§ **Records shown**:
BEGIN

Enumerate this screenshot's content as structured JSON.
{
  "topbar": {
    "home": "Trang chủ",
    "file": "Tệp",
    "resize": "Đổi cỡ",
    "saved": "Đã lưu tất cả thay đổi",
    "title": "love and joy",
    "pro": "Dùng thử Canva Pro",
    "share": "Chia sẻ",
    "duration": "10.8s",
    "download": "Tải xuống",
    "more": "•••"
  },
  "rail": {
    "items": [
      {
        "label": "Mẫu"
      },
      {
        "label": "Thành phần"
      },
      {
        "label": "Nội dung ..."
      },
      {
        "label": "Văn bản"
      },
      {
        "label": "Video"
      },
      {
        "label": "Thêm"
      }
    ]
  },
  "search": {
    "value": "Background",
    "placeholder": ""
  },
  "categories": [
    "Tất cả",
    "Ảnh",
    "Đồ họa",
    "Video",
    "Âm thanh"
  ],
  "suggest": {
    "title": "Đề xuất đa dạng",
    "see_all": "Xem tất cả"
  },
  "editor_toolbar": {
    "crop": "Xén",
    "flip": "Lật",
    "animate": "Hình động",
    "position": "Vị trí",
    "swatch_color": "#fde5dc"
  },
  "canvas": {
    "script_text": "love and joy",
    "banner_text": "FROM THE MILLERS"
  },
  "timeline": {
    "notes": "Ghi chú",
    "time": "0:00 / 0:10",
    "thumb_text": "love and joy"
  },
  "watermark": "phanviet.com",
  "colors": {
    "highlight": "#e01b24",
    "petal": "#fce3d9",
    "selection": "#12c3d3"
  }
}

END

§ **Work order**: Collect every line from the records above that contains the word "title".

§ **Response to this task**:
    "title": "love and joy",
    "title": "Đề xuất đa dạng",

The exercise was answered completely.